A: Parents or grandparents often give this “scholarship” out without much thought. Cars are expensive! It’s not just the initial cost; there are ongoing costs for insurance, maintenance, gas, and parking fees. These quickly add up on top of what you’re already spending on their education. When parents send their college freshman to school with their Mustang – or whatever car they have, the initial college budget they set is rapidly exceeded!
The alternative is not to let your son or daughter take the car to college right away. Instead, we suggest putting benchmarks in place so your teenager has to earn their car back. For example, you can set a GPA benchmark or scholarship goal for the second year of college.
It’s just another tool to teach financial responsibility.
2. Be Prepared For Tested Boundaries
You’re the parent. You set the boundaries in your family. But your teen will likely test your boundaries. Don’t take it personally. It’s developmentally necessary for them.

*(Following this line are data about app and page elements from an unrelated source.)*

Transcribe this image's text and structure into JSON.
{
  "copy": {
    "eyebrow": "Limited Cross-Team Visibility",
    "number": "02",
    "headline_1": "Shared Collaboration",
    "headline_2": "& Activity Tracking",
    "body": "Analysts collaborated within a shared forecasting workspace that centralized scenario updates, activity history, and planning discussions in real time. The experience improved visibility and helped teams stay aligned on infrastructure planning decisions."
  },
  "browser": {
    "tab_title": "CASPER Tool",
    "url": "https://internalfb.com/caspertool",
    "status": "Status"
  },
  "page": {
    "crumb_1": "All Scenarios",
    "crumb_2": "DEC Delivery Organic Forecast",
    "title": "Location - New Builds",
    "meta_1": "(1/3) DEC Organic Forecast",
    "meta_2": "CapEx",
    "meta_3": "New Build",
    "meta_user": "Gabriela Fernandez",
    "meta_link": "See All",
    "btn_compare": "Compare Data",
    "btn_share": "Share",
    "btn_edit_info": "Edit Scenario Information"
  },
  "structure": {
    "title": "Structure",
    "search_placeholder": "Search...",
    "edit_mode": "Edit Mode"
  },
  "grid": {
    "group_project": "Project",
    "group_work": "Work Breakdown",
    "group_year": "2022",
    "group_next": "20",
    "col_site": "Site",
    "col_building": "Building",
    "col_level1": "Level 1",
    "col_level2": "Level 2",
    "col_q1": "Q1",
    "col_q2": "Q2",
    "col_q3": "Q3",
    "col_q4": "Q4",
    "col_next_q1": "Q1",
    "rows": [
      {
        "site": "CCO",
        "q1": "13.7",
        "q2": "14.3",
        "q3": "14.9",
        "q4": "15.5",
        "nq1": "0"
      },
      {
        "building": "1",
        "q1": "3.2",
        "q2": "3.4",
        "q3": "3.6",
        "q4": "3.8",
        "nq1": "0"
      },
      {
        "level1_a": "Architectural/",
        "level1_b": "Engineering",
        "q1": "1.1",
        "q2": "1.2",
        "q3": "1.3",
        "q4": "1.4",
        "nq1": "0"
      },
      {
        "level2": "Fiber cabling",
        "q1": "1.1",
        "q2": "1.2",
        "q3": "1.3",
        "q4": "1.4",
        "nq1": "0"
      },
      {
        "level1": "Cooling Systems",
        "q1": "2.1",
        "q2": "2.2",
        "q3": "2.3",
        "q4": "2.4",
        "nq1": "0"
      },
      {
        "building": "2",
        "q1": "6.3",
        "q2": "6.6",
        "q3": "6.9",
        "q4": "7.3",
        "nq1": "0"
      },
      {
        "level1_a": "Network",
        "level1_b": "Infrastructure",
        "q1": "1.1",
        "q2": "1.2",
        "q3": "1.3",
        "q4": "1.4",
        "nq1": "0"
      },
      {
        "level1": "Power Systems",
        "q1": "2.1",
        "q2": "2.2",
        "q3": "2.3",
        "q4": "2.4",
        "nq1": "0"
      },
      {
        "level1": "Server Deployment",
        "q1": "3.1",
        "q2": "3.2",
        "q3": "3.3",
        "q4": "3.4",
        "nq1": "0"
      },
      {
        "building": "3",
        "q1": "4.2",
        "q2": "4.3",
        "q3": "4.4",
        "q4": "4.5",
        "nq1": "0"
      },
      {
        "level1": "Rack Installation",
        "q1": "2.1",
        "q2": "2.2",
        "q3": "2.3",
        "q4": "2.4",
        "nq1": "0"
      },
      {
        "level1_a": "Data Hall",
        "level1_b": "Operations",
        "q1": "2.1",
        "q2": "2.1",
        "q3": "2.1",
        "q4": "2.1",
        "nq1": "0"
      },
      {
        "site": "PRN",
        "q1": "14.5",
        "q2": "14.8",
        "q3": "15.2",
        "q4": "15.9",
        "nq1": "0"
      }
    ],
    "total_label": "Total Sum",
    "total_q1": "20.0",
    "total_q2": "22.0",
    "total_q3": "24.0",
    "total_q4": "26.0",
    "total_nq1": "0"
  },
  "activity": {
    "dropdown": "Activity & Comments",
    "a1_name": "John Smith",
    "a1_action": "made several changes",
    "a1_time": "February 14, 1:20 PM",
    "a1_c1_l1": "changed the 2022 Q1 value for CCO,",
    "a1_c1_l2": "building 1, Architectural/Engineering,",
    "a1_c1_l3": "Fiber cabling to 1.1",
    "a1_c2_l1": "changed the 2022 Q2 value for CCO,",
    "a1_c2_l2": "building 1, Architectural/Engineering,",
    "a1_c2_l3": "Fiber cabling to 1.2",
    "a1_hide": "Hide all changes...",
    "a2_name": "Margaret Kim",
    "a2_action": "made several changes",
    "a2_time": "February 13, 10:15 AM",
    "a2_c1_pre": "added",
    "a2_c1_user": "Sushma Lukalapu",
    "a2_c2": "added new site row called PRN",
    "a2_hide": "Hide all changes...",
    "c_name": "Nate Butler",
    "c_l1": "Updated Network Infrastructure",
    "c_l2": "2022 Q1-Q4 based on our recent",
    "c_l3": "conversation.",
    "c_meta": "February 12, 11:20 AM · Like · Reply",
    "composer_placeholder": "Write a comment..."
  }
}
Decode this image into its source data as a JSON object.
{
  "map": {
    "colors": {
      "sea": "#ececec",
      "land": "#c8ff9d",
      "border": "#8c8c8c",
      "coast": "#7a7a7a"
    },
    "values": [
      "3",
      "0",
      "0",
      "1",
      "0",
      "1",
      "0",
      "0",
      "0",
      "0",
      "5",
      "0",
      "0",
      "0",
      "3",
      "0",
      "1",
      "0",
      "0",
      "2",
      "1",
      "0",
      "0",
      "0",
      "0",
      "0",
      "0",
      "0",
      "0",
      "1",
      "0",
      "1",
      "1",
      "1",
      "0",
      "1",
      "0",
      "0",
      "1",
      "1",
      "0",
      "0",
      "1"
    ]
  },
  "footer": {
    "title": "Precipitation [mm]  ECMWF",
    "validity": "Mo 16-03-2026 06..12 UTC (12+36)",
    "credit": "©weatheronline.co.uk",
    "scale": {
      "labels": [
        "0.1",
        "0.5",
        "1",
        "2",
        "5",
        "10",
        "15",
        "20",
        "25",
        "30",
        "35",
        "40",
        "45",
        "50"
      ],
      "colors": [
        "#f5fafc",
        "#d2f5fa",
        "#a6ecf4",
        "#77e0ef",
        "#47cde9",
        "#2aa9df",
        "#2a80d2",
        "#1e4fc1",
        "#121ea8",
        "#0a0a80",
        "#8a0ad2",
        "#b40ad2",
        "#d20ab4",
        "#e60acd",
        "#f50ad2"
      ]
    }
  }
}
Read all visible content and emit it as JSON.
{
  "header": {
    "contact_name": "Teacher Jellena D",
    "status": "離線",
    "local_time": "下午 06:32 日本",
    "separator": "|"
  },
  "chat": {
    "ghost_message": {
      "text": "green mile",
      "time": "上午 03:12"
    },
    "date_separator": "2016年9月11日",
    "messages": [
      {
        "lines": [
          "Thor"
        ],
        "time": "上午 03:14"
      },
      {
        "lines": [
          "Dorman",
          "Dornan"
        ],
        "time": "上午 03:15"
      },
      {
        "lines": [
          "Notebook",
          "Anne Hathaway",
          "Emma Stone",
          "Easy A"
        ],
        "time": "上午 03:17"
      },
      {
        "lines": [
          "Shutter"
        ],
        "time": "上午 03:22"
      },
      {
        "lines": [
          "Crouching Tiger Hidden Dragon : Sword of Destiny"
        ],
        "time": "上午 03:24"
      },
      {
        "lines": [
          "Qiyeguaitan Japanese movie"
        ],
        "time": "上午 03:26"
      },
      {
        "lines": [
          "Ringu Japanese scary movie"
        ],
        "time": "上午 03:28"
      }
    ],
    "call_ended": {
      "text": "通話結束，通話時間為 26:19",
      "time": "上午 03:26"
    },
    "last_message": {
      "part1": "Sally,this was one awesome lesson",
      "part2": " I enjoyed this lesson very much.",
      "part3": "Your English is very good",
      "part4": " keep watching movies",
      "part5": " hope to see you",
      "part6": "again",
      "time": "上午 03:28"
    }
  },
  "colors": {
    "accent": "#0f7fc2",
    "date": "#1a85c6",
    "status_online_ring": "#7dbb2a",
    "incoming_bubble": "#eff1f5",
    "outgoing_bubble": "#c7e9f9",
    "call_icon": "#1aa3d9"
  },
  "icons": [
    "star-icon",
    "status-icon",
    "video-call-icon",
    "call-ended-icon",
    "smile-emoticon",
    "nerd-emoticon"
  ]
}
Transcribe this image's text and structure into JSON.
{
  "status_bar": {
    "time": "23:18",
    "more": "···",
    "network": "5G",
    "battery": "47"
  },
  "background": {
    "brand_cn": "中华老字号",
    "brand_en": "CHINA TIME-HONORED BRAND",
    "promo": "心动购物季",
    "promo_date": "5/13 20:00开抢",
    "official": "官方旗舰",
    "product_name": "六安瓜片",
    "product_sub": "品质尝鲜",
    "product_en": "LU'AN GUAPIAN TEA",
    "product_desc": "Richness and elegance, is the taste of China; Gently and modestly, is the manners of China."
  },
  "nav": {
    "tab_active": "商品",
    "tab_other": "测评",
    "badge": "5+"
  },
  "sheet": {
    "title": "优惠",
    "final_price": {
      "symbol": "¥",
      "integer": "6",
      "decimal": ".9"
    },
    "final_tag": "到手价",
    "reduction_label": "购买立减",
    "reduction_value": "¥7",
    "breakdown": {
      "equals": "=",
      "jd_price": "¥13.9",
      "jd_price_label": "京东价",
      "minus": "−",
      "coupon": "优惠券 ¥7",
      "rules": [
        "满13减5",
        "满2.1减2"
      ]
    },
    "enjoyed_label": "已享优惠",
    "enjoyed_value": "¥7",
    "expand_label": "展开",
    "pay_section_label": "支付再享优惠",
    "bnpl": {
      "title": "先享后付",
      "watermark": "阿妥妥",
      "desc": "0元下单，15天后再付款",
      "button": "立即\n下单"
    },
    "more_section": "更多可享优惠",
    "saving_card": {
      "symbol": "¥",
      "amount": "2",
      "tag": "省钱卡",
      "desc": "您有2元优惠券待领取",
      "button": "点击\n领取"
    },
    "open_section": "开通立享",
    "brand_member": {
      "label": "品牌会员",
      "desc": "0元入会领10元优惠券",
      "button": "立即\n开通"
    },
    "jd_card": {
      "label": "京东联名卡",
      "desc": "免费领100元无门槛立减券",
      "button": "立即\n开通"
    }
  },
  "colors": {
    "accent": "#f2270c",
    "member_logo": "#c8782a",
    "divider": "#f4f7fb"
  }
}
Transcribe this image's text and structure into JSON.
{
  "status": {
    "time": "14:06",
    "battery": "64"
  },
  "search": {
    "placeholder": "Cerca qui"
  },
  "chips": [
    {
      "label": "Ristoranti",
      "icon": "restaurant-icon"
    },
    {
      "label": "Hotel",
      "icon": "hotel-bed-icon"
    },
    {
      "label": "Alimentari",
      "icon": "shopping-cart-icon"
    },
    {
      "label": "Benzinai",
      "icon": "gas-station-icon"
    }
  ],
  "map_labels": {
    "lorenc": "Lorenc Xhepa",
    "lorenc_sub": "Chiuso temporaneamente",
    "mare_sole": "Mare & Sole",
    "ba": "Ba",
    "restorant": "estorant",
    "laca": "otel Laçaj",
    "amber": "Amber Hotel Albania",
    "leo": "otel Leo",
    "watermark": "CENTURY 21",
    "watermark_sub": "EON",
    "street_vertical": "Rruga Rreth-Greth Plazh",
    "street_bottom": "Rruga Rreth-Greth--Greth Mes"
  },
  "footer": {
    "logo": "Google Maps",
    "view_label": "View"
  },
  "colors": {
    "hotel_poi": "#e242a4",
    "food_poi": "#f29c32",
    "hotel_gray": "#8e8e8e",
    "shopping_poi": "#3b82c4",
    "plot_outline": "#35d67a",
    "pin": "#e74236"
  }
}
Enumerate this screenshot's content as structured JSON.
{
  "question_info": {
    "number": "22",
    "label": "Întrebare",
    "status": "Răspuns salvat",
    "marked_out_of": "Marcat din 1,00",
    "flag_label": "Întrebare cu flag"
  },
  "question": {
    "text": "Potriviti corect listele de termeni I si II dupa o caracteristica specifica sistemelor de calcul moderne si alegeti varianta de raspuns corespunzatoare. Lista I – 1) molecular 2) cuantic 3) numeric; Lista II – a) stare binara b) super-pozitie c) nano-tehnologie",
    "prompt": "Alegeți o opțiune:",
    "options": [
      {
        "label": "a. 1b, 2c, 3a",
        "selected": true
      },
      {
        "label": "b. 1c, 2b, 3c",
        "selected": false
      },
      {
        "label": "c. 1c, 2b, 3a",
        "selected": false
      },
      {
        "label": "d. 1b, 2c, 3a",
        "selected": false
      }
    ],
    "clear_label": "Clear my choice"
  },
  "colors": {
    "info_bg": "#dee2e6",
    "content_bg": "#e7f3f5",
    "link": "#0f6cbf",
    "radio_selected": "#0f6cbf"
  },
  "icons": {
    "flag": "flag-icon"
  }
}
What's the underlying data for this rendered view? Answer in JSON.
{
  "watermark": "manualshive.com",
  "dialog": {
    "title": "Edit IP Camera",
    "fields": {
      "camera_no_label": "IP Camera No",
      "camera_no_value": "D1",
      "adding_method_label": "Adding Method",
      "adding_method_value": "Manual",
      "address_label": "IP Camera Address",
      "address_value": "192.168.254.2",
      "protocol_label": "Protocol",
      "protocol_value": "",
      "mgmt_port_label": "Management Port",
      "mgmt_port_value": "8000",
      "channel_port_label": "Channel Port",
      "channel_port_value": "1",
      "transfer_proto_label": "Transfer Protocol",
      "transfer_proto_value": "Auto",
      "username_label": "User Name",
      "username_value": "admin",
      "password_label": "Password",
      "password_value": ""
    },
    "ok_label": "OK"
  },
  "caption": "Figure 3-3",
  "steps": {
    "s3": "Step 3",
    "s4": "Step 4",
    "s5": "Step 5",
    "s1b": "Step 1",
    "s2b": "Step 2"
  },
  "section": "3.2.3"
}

While they are testing your boundaries, know when your teenager is figuring out their identity versus isolating themselves.
If you’re a conservative family with strong values, they may start behaving scandalously. If your teenager is more academically focused than the normal student, they may falsely become an underachiever.
While supporting your teen as they push the boundaries is tricky to manage (as it can impact admissions), raising teenagers is a lot about managing risk. Make a safe environment for them to push against you as they figure out who they are. As they grow to know and accept themselves as an individual, their boundary-testing will subside.
3. Identify Family Values
Family values are a large part of many family conversations, including finances. Many parents that I talk to are afraid to have the hard conversations – whether it be about money, sex, relationships, or the future.
Try allowing everything to be on the table for conversation. In my experience, talking about it doesn’t make it happen; however, not talking about it might.
So, what are your family values?
Once you’ve identified what your family is all about, don’t be afraid to indoctrinate your children. Indoctrination is “the process of teaching a person or group to accept a set of beliefs uncritically”. Tell them, “This is who we are.” Be sure to be thoughtful and clear about what you stand for. But, be wary about getting caught as a hypocrite.
4. Create Plans A, B, & C
As with all big decisions, it’s imperative that you have plans A, B, and C. Feel free to get creative with them!
Q: What are some financial plans that parents might create with their teenagers to afford college?
A: Say you have a bottom line of $100,000. That’s all you can provide to your teenager for their college education. You may decide that there are the following options (a-c). Your teen could:
- Go to their “reach school” and incur college debt.
- Save by going to community college first and then transferring to a state school.
- Go to a middle-range school and work a part-time job. If they’re willing to work and accept some of the financial responsibility, they can be more flexible with their college choices.
Q: What if plans A-C don’t work for some reason?
A: When that situation arises, I ask my clients if they have thought about asking relatives for support. Think about that aunt or uncle that doesn’t have kids and has a strong relationship with your teenager. They may be willing to pitch into their college fund.
Just like choosing a pair of jeans, there is no one-size-fits-all approach to affording college. There’s no fear or judgement in getting creative